Content starts

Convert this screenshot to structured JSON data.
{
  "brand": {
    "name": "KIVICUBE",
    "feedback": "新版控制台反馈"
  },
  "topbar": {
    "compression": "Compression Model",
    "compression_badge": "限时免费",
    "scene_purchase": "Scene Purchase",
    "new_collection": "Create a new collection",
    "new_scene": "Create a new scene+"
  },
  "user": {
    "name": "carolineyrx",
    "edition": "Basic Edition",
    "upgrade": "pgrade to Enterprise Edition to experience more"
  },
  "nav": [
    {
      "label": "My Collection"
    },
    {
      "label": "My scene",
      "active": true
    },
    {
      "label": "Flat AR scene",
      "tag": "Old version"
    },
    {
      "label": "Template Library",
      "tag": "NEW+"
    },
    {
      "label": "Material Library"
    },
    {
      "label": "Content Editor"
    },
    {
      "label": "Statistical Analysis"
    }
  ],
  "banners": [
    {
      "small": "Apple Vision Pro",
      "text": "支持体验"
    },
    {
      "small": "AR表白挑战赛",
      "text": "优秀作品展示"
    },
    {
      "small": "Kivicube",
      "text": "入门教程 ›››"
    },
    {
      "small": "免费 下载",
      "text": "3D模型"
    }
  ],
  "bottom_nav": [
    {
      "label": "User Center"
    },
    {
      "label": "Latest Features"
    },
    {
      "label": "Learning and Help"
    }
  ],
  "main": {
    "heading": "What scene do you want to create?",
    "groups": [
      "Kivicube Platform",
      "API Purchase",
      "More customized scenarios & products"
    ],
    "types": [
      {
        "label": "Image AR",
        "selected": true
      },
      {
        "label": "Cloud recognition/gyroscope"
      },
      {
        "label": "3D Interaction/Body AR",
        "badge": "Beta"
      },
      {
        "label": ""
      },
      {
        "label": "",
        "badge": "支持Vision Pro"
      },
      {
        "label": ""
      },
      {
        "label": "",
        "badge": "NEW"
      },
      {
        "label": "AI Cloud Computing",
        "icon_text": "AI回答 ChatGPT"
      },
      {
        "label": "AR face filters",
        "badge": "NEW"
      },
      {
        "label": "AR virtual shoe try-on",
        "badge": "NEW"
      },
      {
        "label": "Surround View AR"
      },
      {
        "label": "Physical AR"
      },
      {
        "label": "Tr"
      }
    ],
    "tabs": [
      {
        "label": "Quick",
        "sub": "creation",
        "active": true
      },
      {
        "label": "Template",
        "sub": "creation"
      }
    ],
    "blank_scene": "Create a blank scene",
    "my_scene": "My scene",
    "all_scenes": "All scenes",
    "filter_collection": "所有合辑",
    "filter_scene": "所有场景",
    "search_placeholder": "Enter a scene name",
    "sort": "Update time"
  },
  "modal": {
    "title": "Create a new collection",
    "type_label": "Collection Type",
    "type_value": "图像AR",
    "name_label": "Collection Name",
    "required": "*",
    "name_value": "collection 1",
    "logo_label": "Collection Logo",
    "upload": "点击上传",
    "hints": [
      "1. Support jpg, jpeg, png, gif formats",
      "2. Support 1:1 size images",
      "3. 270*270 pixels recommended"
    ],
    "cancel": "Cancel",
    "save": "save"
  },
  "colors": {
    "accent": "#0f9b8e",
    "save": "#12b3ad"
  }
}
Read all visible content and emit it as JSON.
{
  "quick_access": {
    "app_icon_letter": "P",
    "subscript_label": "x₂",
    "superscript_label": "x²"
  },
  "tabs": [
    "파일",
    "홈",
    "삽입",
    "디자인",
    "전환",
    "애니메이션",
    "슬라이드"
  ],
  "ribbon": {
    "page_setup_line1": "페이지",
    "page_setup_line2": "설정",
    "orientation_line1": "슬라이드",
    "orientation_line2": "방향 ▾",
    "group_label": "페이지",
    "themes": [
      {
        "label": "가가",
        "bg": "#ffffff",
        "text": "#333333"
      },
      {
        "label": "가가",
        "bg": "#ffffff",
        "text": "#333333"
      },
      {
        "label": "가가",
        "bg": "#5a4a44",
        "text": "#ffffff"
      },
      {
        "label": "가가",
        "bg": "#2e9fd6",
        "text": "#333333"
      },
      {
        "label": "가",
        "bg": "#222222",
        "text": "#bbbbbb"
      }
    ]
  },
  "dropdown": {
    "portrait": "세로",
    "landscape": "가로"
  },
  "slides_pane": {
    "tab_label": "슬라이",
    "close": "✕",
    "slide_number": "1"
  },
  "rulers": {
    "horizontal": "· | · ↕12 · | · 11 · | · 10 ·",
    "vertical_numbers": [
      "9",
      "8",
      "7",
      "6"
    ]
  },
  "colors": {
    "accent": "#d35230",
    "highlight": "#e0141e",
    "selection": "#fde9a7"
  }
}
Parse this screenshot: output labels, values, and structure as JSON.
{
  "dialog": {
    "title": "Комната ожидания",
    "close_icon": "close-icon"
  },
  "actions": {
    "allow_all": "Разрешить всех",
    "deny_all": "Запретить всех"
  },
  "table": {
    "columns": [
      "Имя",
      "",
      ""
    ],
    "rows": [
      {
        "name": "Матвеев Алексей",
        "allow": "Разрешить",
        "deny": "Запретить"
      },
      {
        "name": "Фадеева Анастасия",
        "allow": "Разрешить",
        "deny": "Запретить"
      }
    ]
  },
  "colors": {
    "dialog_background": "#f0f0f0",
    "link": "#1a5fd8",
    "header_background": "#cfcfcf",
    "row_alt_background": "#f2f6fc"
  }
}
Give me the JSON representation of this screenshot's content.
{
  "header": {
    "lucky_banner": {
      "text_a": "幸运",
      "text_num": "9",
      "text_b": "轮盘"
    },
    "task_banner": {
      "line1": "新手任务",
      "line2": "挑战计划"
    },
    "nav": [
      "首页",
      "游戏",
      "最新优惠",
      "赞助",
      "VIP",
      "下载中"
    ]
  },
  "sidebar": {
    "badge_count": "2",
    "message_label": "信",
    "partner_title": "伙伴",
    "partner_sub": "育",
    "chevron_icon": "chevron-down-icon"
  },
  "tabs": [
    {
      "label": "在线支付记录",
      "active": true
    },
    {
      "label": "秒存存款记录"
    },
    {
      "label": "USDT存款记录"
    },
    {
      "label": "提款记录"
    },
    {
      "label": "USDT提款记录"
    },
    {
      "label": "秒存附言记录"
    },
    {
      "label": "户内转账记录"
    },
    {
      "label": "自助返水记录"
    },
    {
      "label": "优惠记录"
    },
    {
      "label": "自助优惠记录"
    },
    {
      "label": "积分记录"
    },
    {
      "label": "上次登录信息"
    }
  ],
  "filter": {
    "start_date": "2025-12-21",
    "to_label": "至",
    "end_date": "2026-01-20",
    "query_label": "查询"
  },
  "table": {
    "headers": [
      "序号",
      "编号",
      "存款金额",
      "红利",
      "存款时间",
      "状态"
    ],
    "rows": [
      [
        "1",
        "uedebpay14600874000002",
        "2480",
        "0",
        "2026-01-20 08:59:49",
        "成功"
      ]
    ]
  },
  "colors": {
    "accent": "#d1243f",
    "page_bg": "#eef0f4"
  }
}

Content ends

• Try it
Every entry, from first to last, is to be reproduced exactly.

• Exercise solution
Convert this screenshot to structured JSON data.
{
  "brand": {
    "name": "KIVICUBE",
    "feedback": "新版控制台反馈"
  },
  "topbar": {
    "compression": "Compression Model",
    "compression_badge": "限时免费",
    "scene_purchase": "Scene Purchase",
    "new_collection": "Create a new collection",
    "new_scene": "Create a new scene+"
  },
  "user": {
    "name": "carolineyrx",
    "edition": "Basic Edition",
    "upgrade": "pgrade to Enterprise Edition to experience more"
  },
  "nav": [
    {
      "label": "My Collection"
    },
    {
      "label": "My scene",
      "active": true
    },
    {
      "label": "Flat AR scene",
      "tag": "Old version"
    },
    {
      "label": "Template Library",
      "tag": "NEW+"
    },
    {
      "label": "Material Library"
    },
    {
      "label": "Content Editor"
    },
    {
      "label": "Statistical Analysis"
    }
  ],
  "banners": [
    {
      "small": "Apple Vision Pro",
      "text": "支持体验"
    },
    {
      "small": "AR表白挑战赛",
      "text": "优秀作品展示"
    },
    {
      "small": "Kivicube",
      "text": "入门教程 ›››"
    },
    {
      "small": "免费 下载",
      "text": "3D模型"
    }
  ],
  "bottom_nav": [
    {
      "label": "User Center"
    },
    {
      "label": "Latest Features"
    },
    {
      "label": "Learning and Help"
    }
  ],
  "main": {
    "heading": "What scene do you want to create?",
    "groups": [
      "Kivicube Platform",
      "API Purchase",
      "More customized scenarios & products"
    ],
    "types": [
      {
        "label": "Image AR",
        "selected": true
      },
      {
        "label": "Cloud recognition/gyroscope"
      },
      {
        "label": "3D Interaction/Body AR",
        "badge": "Beta"
      },
      {
        "label": ""
      },
      {
        "label": "",
        "badge": "支持Vision Pro"
      },
      {
        "label": ""
      },
      {
        "label": "",
        "badge": "NEW"
      },
      {
        "label": "AI Cloud Computing",
        "icon_text": "AI回答 ChatGPT"
      },
      {
        "label": "AR face filters",
        "badge": "NEW"
      },
      {
        "label": "AR virtual shoe try-on",
        "badge": "NEW"
      },
      {
        "label": "Surround View AR"
      },
      {
        "label": "Physical AR"
      },
      {
        "label": "Tr"
      }
    ],
    "tabs": [
      {
        "label": "Quick",
        "sub": "creation",
        "active": true
      },
      {
        "label": "Template",
        "sub": "creation"
      }
    ],
    "blank_scene": "Create a blank scene",
    "my_scene": "My scene",
    "all_scenes": "All scenes",
    "filter_collection": "所有合辑",
    "filter_scene": "所有场景",
    "search_placeholder": "Enter a scene name",
    "sort": "Update time"
  },
  "modal": {
    "title": "Create a new collection",
    "type_label": "Collection Type",
    "type_value": "图像AR",
    "name_label": "Collection Name",
    "required": "*",
    "name_value": "collection 1",
    "logo_label": "Collection Logo",
    "upload": "点击上传",
    "hints": [
      "1. Support jpg, jpeg, png, gif formats",
      "2. Support 1:1 size images",
      "3. 270*270 pixels recommended"
    ],
    "cancel": "Cancel",
    "save": "save"
  },
  "colors": {
    "accent": "#0f9b8e",
    "save": "#12b3ad"
  }
}
Read all visible content and emit it as JSON.
{
  "quick_access": {
    "app_icon_letter": "P",
    "subscript_label": "x₂",
    "superscript_label": "x²"
  },
  "tabs": [
    "파일",
    "홈",
    "삽입",
    "디자인",
    "전환",
    "애니메이션",
    "슬라이드"
  ],
  "ribbon": {
    "page_setup_line1": "페이지",
    "page_setup_line2": "설정",
    "orientation_line1": "슬라이드",
    "orientation_line2": "방향 ▾",
    "group_label": "페이지",
    "themes": [
      {
        "label": "가가",
        "bg": "#ffffff",
        "text": "#333333"
      },
      {
        "label": "가가",
        "bg": "#ffffff",
        "text": "#333333"
      },
      {
        "label": "가가",
        "bg": "#5a4a44",
        "text": "#ffffff"
      },
      {
        "label": "가가",
        "bg": "#2e9fd6",
        "text": "#333333"
      },
      {
        "label": "가",
        "bg": "#222222",
        "text": "#bbbbbb"
      }
    ]
  },
  "dropdown": {
    "portrait": "세로",
    "landscape": "가로"
  },
  "slides_pane": {
    "tab_label": "슬라이",
    "close": "✕",
    "slide_number": "1"
  },
  "rulers": {
    "horizontal": "· | · ↕12 · | · 11 · | · 10 ·",
    "vertical_numbers": [
      "9",
      "8",
      "7",
      "6"
    ]
  },
  "colors": {
    "accent": "#d35230",
    "highlight": "#e0141e",
    "selection": "#fde9a7"
  }
}
Parse this screenshot: output labels, values, and structure as JSON.
{
  "dialog": {
    "title": "Комната ожидания",
    "close_icon": "close-icon"
  },
  "actions": {
    "allow_all": "Разрешить всех",
    "deny_all": "Запретить всех"
  },
  "table": {
    "columns": [
      "Имя",
      "",
      ""
    ],
    "rows": [
      {
        "name": "Матвеев Алексей",
        "allow": "Разрешить",
        "deny": "Запретить"
      },
      {
        "name": "Фадеева Анастасия",
        "allow": "Разрешить",
        "deny": "Запретить"
      }
    ]
  },
  "colors": {
    "dialog_background": "#f0f0f0",
    "link": "#1a5fd8",
    "header_background": "#cfcfcf",
    "row_alt_background": "#f2f6fc"
  }
}
Give me the JSON representation of this screenshot's content.
{
  "header": {
    "lucky_banner": {
      "text_a": "幸运",
      "text_num": "9",
      "text_b": "轮盘"
    },
    "task_banner": {
      "line1": "新手任务",
      "line2": "挑战计划"
    },
    "nav": [
      "首页",
      "游戏",
      "最新优惠",
      "赞助",
      "VIP",
      "下载中"
    ]
  },
  "sidebar": {
    "badge_count": "2",
    "message_label": "信",
    "partner_title": "伙伴",
    "partner_sub": "育",
    "chevron_icon": "chevron-down-icon"
  },
  "tabs": [
    {
      "label": "在线支付记录",
      "active": true
    },
    {
      "label": "秒存存款记录"
    },
    {
      "label": "USDT存款记录"
    },
    {
      "label": "提款记录"
    },
    {
      "label": "USDT提款记录"
    },
    {
      "label": "秒存附言记录"
    },
    {
      "label": "户内转账记录"
    },
    {
      "label": "自助返水记录"
    },
    {
      "label": "优惠记录"
    },
    {
      "label": "自助优惠记录"
    },
    {
      "label": "积分记录"
    },
    {
      "label": "上次登录信息"
    }
  ],
  "filter": {
    "start_date": "2025-12-21",
    "to_label": "至",
    "end_date": "2026-01-20",
    "query_label": "查询"
  },
  "table": {
    "headers": [
      "序号",
      "编号",
      "存款金额",
      "红利",
      "存款时间",
      "状态"
    ],
    "rows": [
      [
        "1",
        "uedebpay14600874000002",
        "2480",
        "0",
        "2026-01-20 08:59:49",
        "成功"
      ]
    ]
  },
  "colors": {
    "accent": "#d1243f",
    "page_bg": "#eef0f4"
  }
}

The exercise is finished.